> Prompt
Looking at the records below, state how many lines include the string "background" and add nothing further.

** Data listing follows **

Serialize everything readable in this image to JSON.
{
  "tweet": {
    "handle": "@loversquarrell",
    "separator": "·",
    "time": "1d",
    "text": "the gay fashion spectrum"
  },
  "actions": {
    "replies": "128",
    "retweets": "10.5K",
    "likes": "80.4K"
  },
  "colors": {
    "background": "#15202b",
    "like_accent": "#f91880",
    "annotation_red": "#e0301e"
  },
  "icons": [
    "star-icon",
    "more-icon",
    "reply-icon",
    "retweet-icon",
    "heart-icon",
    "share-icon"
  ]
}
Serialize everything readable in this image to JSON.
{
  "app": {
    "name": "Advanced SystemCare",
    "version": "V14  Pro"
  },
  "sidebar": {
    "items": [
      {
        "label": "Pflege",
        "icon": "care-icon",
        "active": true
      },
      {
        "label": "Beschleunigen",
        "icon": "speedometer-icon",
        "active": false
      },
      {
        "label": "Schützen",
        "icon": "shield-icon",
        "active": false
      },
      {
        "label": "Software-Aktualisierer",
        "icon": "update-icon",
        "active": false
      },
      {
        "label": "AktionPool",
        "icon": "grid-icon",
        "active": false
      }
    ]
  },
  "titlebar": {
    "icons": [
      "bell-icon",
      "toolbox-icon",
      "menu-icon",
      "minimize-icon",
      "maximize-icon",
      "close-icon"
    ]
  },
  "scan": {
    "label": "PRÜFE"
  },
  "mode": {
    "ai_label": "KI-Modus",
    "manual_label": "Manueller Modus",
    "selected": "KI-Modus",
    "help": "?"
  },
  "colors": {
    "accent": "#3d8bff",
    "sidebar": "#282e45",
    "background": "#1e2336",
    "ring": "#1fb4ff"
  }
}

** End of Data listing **

> Output for this exercise
2